Mass media can save lives by presenting non-suicide alternatives to crises, the group says. This phenomenon is known as the “Papageno Effect,” named after a lovelorn character from the Mozart opera “The Magic Flute,” who contemplates suicide until others offer him hope. For instance, after Logic’s 2017 VMA performance of his song “1-800-273-8255,” titled after the National Suicide Prevention Lifeline, the Lifeline received the second-highest call volume in its history.
Music, which resonates with everyone in individual ways, is a powerful tool for the Papageno Effect — and one that can use contagious hope to improve the lives of at-risk people and populations, the group says.
The three-year-old Sounds of Saving believes “that authentic human connection lies at the core of confronting mental illness. While social media can be a valuable tool for connection and we use it to share our content, we also recognize that it can have harmful effects on mental health in a variety of ways.”

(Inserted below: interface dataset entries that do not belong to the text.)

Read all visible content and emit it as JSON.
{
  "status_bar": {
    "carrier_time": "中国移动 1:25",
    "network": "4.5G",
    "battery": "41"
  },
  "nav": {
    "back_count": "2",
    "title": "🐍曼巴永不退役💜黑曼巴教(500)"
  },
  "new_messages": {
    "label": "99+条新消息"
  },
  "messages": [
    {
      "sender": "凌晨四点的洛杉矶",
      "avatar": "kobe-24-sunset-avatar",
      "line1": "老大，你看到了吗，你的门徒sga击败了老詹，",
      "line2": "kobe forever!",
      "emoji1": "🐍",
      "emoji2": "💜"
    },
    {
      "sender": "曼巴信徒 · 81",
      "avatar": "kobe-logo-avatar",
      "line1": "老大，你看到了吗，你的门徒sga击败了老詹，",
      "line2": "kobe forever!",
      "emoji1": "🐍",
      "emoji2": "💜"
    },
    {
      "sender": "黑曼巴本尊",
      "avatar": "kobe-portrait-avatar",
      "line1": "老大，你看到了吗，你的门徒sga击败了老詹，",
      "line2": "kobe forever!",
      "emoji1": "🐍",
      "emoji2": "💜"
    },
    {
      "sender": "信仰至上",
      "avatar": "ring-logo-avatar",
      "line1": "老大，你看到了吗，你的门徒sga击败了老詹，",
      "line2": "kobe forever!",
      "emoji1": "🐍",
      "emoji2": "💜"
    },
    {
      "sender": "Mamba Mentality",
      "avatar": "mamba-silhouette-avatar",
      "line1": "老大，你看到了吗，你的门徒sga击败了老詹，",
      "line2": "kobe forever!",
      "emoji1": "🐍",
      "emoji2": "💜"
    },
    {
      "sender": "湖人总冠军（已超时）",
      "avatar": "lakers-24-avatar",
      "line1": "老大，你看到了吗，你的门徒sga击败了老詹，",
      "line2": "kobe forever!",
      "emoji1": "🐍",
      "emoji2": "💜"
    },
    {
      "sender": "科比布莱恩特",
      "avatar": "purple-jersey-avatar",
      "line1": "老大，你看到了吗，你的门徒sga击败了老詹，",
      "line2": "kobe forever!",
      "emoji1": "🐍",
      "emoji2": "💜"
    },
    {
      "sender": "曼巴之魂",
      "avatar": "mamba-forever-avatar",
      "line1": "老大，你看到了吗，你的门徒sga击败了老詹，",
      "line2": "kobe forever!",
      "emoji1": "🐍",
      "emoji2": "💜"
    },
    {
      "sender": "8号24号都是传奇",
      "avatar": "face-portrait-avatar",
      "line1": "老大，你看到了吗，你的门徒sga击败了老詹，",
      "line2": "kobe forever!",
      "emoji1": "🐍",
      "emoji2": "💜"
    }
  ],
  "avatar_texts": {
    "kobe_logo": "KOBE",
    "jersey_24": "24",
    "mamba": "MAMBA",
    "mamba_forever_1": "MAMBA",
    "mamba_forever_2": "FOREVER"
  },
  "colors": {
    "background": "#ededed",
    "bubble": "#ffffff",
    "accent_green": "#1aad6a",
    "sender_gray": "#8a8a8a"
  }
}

Founder Nick Greto wrote that in late 2016, he attended an event for a suicide-focused nonprofit that a friend of a friend has founded after losing his brother.
“I didn’t expect to be majorly affected. But after recalling my Uncle Mike taking his own life, and the numerous friends that I lost to drug overdoses over the years, I knew I had to do something,” he said.
“For me, music had always been the thing. The thing that picked me up when I was low,” Greto said. “The thing that made me feel less alone. THE THING. But how could I use music to raise awareness and prevent suicides?
“It immediately hit me that everyone I know who loves or plays music says the same thing: ‘Without music, I don’t know where I would be.’ And on the spot, Sounds of Saving was created.”
In April, the group posted on Instagram:
“Staying home does not always mean staying safe. For those affected by domestic violence and abuse, home is the most dangerous place to be. Now, in the midst of the pandemic, it is also the only place to be.
“The conditions to contain the virus — confinement, isolation from friends and family, and strict adherence to rules — are some of the very tools that abusers use to control, manipulate, and intimidate. Combined with current financial, emotional, and psychological stressors, the risk for violence and abuse in the home has surged.
“Shelter in Place has shattered support networks and forced victims into close quarters with abusers 24/7, making it extremely difficult to get help or escape,” the post said. “At the same time, hotlines, safe houses, and other resources are overwhelmed and underfunded at a time when demand has never been higher.”
The music and fashion star Rihanna stepped up to help address this crisis by co-funding a $4.2 million grant to the Mayor’s Fund for Los Angeles that will provide shelter, meals, and counseling for victims of domestic abuse during the lockdown.
Among Danielsen’s upcoming gigs are:
- Saturday, Oct. 10: Stone Cliff Winery, Dubuque.
- 11: Tycoga Vineyard & Winery, DeWitt.
- 14: The Grape Escape, Galena.
- 18: Highway 20 Brewery, Elizabeth, Ill.
- 22: Harrington’s Pub, Bettendorf.
- 23: The Pub, Milan.
- 24: Galena Brewing Company, Moline.
To see where Danielsen will be playing in the next two months, visit https://jordandanielsenmusic.com/calendar. If other musicians are interested in performing to help Sounds of Saving, contact Pirchesky at firstname.lastname@example.org.